Dear Amazing Stories Readers: We've been bringing you daily content since 2012 as well as having published online three issues of Amazing Stories. Now we're asking for your help to bring back the print edition of the Amazing Stories magazine. Please visit our Kickstarter page and make your donation to restart the world's original Science Fiction magazine. Consider this, if just half of our 41,000+ members gave $10 to get the digital subscription we would be fully funded for nearly two years!

Click and Contribute at Kickstarter

Amazing Stories

NASAThis week I’m fighting my way past drunken skateboarders and striking cab drivers to get a peek at the latest security and surveillance gadgets the world has to offer. I’ve already spoken with some developers that have a security robot that will be strutting its mechanical stuff. The promise of new technology is exciting and distracting. With that in mind, this week I offer a few brief observations on recent events.

NASA to Catch an Asteroid Seriously. They are getting $100 million to snare one and put it in orbit around the moon. Forget the fact that some say it will cost closer to $2.6 billion to actually perform the feat. What can be more science fiction inspiring than NASA, building a giant robotic catcher’s mitt to snare a passing asteroid. If that weren’t enough, they plan on putting it in orbit around the moon. I’m sure nothing could go wrong with that plan. The grand game of catch is scheduled for the 2020s.

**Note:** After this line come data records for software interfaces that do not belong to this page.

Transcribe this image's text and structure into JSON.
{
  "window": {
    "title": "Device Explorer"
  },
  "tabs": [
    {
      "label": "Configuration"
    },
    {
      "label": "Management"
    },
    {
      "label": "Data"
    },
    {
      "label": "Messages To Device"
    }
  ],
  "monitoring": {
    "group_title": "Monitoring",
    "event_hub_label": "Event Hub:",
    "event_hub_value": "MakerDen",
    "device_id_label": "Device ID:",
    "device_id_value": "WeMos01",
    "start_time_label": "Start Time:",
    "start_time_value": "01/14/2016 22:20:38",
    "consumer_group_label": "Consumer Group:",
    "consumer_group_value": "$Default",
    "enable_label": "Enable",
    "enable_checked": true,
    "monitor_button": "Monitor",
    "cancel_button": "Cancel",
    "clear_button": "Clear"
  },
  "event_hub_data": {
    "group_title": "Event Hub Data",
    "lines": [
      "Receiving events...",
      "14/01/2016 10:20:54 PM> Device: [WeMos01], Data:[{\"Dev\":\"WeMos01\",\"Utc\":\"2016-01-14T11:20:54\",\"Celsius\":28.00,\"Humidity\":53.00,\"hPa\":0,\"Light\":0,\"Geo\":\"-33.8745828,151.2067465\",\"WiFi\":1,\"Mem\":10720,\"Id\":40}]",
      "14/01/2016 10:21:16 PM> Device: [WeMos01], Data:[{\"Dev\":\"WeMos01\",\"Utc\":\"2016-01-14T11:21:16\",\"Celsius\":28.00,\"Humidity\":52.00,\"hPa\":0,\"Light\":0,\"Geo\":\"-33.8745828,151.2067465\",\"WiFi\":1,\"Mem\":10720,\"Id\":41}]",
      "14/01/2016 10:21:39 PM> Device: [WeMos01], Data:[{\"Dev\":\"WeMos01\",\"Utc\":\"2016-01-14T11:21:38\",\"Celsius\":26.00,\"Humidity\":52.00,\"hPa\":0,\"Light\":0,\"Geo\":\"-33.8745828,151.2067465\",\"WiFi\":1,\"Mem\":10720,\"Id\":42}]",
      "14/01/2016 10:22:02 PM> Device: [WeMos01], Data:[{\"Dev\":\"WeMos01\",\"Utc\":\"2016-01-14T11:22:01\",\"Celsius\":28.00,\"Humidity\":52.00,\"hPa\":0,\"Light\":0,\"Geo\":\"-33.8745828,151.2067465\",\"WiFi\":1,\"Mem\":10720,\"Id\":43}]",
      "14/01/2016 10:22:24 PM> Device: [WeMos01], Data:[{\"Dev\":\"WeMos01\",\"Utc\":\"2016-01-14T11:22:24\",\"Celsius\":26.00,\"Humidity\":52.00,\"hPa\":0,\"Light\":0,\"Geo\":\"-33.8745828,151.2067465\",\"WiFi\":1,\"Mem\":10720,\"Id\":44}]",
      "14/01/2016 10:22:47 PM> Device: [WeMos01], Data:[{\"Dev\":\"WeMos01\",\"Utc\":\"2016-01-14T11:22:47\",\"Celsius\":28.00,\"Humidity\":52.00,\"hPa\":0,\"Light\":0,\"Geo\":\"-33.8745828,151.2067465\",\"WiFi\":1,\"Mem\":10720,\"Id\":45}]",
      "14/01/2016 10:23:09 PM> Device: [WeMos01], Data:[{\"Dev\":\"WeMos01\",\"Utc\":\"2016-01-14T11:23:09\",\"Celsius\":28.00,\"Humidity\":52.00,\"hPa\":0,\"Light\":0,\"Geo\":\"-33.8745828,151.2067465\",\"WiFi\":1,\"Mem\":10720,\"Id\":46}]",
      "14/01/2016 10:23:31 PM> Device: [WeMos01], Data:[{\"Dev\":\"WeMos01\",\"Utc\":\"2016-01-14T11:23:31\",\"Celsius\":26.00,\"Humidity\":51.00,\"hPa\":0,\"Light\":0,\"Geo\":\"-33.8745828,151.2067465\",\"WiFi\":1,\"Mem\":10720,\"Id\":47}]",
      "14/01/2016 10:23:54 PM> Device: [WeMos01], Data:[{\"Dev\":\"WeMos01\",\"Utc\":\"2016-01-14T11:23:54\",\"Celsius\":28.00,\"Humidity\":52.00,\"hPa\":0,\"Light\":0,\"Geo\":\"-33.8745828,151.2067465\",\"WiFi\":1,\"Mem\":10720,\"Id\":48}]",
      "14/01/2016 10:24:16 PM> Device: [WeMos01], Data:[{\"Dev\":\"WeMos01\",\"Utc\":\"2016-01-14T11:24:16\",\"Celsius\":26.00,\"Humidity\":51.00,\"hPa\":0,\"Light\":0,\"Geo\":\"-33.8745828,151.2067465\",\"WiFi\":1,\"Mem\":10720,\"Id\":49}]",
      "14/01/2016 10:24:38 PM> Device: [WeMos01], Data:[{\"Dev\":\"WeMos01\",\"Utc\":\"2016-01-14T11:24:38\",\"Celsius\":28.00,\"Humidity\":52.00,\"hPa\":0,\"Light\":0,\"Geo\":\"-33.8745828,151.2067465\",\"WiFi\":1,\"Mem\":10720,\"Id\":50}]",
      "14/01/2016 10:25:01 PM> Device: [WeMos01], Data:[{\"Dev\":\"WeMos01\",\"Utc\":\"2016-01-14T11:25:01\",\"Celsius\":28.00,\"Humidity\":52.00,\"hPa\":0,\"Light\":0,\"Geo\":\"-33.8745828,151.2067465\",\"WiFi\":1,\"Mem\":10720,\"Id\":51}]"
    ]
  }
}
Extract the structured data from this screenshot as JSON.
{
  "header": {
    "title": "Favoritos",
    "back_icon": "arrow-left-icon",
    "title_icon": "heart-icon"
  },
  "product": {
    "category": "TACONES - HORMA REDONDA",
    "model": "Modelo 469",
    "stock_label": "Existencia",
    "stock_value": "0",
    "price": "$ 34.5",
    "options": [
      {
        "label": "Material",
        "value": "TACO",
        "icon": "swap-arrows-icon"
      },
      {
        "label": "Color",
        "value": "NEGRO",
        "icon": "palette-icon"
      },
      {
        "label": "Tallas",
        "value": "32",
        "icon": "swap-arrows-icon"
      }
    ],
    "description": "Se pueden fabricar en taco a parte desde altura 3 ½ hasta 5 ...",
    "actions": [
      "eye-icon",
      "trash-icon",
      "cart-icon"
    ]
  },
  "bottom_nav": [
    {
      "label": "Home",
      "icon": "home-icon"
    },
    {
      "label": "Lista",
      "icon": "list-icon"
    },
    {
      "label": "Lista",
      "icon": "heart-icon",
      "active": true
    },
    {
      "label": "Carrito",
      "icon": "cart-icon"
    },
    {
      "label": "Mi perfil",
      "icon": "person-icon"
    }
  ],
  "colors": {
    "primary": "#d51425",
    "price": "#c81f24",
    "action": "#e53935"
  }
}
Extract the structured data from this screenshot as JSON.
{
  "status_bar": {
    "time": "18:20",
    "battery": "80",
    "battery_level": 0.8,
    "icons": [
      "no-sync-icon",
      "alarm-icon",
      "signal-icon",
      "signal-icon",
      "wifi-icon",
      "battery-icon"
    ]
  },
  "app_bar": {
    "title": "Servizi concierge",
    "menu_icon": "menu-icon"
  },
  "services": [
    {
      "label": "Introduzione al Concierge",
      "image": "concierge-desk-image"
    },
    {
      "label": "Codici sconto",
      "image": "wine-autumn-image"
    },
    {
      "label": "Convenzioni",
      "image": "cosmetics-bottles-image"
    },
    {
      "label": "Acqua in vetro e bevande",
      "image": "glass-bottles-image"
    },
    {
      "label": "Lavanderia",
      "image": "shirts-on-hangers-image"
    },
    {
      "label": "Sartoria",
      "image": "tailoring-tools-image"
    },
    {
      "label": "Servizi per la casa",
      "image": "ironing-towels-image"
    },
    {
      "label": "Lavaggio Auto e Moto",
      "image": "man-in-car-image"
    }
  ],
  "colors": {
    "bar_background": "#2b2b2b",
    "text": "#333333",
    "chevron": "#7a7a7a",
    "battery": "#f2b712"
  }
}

So what is our night sky going to look like once an asteroid is hovering around the moon? When they start mining the asteroid, what are they going to find? Are we going to turn this activity into a regular event by capturing various objects as they move by? How many hundreds of years will it be before, it gets turned into a sport? If the gravity of the moon influences our tidal patterns, will the asteroid selected have any influence?

Asteroid Catcher

Asteroid Catcher

Planet Comicon 2013 took place in Kansas City last weekend. (04/6/13 – 04/07/13) Thousands flocked to the Midwest celebration of all things Pop Culture. They had plenty of costumed fans and celebrities. Amongst those in attendance were Tony Moore co-creator of Walking Dead, Daphne Ashbrook of Doctor Who, the historic Lou Ferrigno, the original Sulu from Star Trek, Ray Park who played Darth Maul, and Richard LeParmentier.

“Who is Richard LeParmentier?” you might ask. Well Richard played one of my favorite characters in the original Star Wars movie. A scene on the Death Star when they are sitting around the council chamber. Admiral Motti is the guy sitting there lipping off to Darth Vader. Telling him that the technology of the Death Star is so much superior to his sorcerous ways. Vader of course gives him the famous force choke, but the Grand Moff Tarkin makes him stop.

Force ChokeThink about the character that knows all about Vader. Knows about the killing of all the Jedi by him and still has the nerve to stand up to Vader. Not only that, but he survives. Unlike the poor fellows in the Empire Strikes Back. They weren’t fortunate enough to have the Grand Moff to keep Vader in check.

Game Developer LucasArts Shuttered When the house of mouse acquired the Star Wars Universe last fall, I was a bit nervous. I was excited about the announcement of the new films, but a bit apprehensive about what other things might be coming along. First they pulled the plug on Clone Wars. I actually enjoyed the cartoon for casual viewing and was disappointed to see it go. I understood the reasons for it. Trying to regain control of the universe and make the films the focus.

Recently Disney shut the doors on LucasArts game developing. My first reaction was disappointment. Disney is a business. They want to make money. Developing games costs money, and most games never make a margin big enough to warrant the effort. With the new business model, Disney will continue to license the Star Wars brand to game developers. This still provides them the opportunity for reward without the risk. It doesn’t cost them if the game doesn’t sell.

At first, I found myself lamenting the great games that were developed by LucasArts, but when I looked closer I couldn’t find many I would actually miss. The Monkey Island series was a moderate hit, but I never played it. The only real Star Wars games they developed that I would consider worth playing were Republic Commando, one of my all-time favorites, and Galactic Battlegrounds (with Ensemble Studios.) Yes, they published many more, but as developers they were never the best.

Republic CommandoThe most popular Star Wars games were developed on license. Many by BioWare like Knights of the Old Republic and the current Star Wars MMORPG. Yes, they were developing two highly anticipated games that will never get to see the reset button, but there is no way to predict if the games were going to be any good. As we move forward in this brave new world of Mouse Wars, I am hopeful this reboot of the franchise will go well. I also wish all the newly out of work developers luck in finding new jobs. Episode 7 or bust.

Leave a Reply